:: Available records ::

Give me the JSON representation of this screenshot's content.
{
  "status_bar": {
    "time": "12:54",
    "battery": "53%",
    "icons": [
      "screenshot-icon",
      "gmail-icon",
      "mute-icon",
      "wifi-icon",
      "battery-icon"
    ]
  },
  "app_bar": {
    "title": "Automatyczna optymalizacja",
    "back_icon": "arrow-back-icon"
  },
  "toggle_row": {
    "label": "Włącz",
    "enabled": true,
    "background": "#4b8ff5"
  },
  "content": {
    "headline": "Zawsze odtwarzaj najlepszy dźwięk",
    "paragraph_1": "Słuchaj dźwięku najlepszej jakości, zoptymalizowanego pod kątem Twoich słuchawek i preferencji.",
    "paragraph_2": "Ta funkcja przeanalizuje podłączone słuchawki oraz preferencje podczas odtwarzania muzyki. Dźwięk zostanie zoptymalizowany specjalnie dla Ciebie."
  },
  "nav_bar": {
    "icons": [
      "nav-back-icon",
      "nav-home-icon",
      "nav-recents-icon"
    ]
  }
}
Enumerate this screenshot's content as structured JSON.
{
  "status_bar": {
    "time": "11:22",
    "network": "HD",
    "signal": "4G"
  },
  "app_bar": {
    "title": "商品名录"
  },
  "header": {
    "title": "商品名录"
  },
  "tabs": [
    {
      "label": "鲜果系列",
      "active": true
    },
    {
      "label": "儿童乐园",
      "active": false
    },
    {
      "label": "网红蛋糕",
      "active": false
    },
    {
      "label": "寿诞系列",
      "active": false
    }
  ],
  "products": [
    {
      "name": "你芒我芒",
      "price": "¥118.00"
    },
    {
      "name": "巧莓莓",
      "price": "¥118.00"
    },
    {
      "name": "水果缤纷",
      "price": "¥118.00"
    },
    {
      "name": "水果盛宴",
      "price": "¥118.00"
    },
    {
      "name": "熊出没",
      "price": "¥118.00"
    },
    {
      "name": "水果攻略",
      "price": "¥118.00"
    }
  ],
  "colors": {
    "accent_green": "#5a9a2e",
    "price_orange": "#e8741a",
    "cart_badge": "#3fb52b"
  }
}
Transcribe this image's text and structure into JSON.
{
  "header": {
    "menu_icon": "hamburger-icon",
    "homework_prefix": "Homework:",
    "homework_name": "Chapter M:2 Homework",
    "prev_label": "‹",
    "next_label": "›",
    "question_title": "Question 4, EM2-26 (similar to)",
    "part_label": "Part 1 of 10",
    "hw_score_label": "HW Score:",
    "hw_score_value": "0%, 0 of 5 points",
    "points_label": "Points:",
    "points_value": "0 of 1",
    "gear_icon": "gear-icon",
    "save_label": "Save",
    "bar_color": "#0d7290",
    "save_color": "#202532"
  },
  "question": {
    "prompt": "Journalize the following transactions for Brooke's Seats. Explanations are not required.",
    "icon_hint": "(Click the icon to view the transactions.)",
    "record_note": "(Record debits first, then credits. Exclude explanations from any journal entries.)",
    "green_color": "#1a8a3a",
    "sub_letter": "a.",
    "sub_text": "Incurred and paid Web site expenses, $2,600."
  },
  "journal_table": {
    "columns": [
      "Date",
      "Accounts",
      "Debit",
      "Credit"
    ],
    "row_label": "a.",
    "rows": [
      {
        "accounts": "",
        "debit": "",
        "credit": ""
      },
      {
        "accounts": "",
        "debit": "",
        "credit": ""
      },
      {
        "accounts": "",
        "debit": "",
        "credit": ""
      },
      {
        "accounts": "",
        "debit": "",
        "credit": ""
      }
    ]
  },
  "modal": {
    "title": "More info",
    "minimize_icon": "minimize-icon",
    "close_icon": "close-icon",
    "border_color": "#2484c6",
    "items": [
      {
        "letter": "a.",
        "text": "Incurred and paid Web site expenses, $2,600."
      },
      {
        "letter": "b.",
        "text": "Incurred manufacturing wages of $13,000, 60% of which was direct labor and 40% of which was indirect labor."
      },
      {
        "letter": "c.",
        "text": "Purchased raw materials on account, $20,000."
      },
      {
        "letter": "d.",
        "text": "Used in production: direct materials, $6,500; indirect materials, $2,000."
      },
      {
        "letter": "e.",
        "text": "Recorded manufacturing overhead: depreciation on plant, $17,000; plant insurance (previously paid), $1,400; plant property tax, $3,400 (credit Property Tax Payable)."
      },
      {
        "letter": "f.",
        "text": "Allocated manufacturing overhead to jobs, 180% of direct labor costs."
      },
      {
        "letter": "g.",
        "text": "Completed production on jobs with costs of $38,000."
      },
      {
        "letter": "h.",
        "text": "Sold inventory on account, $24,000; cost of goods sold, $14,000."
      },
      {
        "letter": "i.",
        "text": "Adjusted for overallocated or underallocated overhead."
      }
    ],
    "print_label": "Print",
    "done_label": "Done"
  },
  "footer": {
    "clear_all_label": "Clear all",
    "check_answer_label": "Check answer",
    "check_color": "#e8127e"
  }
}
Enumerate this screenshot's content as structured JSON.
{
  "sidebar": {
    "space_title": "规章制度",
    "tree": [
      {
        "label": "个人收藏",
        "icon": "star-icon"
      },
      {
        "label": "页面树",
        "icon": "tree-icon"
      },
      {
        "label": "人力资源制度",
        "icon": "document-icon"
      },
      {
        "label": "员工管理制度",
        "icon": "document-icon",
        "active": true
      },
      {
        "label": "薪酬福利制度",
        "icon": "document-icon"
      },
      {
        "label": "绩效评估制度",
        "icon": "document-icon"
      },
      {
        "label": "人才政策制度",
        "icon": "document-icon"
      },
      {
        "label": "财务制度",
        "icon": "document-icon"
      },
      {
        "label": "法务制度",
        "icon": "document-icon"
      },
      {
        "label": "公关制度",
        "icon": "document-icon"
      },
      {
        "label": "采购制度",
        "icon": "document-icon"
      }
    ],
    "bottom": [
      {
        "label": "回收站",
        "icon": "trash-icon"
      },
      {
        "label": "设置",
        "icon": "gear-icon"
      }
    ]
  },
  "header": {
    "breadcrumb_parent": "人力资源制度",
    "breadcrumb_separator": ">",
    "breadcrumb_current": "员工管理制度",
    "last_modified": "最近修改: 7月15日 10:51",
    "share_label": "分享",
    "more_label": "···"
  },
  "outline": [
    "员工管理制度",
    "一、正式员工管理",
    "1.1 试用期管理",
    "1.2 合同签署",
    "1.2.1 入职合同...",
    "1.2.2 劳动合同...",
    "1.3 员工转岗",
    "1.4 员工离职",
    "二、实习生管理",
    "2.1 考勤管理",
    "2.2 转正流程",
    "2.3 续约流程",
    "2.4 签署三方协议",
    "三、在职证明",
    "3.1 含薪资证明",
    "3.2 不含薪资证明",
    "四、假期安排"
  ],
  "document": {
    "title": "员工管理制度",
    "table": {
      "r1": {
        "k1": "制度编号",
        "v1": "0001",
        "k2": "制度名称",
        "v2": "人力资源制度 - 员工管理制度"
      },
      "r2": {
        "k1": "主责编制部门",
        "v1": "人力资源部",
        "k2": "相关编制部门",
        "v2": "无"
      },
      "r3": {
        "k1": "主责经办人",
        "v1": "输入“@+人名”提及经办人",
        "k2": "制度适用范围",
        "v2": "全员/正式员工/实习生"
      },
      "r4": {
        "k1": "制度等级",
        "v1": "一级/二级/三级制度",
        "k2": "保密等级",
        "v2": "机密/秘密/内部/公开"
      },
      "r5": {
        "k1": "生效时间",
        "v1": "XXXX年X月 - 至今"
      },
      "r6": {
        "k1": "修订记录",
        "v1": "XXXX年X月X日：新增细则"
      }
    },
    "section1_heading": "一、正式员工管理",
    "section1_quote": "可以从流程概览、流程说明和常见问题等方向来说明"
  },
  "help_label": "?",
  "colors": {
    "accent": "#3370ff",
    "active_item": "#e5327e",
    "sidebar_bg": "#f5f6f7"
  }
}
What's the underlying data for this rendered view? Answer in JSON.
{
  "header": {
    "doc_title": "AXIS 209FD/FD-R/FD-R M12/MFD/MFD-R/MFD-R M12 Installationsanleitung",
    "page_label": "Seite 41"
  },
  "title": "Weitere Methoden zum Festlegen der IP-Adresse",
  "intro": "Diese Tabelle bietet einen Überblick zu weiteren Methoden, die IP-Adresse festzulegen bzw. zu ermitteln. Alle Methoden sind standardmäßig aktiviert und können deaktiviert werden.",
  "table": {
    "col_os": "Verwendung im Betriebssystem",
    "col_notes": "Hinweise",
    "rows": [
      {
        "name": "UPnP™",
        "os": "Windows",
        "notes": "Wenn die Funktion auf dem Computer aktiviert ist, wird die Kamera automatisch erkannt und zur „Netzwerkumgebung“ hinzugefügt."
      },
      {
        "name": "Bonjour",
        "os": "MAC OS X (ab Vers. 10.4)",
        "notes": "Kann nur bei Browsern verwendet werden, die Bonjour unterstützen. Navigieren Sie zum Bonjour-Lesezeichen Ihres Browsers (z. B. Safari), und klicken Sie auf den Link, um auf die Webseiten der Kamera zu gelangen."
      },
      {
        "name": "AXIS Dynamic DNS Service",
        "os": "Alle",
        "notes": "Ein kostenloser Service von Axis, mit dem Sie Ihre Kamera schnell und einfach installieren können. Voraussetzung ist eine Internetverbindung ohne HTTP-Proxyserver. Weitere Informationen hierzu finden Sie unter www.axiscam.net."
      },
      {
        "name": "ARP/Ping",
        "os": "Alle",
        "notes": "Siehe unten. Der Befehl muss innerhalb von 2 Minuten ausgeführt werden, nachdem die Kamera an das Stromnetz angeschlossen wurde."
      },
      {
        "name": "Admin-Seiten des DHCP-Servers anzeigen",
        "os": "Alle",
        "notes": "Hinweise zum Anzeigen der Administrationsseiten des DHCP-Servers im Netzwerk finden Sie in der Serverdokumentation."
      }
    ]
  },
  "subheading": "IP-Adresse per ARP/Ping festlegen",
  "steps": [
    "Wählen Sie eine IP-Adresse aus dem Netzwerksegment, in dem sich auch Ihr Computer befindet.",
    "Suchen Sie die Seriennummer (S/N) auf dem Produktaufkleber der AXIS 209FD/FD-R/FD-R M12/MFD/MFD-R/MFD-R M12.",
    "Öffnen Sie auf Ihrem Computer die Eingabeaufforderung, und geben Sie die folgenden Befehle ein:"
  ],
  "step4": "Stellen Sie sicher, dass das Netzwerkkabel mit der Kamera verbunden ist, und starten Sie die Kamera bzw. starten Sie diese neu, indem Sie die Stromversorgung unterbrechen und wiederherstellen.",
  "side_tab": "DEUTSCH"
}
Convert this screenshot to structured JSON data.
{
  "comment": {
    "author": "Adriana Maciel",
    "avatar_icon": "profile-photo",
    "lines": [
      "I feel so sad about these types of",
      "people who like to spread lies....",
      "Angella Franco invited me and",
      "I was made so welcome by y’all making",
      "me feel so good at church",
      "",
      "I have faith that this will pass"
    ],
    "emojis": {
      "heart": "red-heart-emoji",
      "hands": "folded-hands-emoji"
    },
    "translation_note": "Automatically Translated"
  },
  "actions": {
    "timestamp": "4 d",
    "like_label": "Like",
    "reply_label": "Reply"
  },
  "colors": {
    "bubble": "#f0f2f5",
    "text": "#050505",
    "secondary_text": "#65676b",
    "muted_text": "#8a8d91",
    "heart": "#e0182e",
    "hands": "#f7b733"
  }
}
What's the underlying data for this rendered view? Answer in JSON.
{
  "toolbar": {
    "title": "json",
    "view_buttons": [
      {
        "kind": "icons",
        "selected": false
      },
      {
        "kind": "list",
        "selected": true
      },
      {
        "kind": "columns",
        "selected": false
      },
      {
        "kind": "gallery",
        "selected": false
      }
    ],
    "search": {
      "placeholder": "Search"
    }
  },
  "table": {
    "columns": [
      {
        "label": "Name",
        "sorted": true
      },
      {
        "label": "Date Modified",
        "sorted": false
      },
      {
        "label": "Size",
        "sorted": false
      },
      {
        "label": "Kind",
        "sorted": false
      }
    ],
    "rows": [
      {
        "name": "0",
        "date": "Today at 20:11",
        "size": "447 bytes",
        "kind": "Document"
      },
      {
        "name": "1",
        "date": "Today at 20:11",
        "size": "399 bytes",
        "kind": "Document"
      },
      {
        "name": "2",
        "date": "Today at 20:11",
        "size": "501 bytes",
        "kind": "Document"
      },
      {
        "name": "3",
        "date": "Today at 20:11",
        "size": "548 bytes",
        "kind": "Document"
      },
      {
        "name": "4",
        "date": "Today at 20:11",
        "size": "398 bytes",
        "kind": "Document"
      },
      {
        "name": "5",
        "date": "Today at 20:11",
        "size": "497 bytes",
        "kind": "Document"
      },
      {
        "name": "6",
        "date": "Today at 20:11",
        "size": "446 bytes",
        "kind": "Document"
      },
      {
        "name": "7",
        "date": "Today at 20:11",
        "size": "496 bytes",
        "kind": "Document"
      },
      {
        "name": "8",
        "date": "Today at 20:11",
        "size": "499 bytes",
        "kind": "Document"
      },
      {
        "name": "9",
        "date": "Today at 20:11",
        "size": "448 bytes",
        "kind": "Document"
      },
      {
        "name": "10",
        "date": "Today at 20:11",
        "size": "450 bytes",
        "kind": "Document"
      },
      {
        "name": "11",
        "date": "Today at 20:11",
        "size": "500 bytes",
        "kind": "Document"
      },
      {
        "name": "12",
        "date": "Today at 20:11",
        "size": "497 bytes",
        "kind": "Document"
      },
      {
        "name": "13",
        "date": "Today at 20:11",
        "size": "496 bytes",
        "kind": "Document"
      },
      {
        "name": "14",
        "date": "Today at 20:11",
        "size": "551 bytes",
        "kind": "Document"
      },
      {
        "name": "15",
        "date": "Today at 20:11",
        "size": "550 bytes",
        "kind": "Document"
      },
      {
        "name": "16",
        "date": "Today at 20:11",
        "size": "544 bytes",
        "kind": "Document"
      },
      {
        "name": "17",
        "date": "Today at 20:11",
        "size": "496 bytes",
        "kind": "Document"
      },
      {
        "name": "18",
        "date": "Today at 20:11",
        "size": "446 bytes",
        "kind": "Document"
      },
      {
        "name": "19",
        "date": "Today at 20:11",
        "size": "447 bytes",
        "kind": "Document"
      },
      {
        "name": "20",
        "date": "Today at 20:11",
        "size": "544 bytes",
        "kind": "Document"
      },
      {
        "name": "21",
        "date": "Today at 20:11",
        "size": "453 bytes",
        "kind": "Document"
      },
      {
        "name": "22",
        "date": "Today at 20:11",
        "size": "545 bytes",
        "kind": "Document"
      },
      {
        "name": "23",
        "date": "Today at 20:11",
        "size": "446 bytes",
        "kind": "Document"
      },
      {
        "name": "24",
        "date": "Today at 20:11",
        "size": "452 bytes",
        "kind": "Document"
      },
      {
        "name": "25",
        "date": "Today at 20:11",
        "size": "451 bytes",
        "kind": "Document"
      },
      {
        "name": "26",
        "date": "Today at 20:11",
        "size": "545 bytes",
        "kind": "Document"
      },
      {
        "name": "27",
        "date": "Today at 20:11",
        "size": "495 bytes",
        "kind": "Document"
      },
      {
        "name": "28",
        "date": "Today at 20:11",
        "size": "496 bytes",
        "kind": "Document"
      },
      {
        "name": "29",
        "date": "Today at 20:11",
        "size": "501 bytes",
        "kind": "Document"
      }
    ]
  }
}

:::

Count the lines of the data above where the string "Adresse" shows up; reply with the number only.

#### Response:
4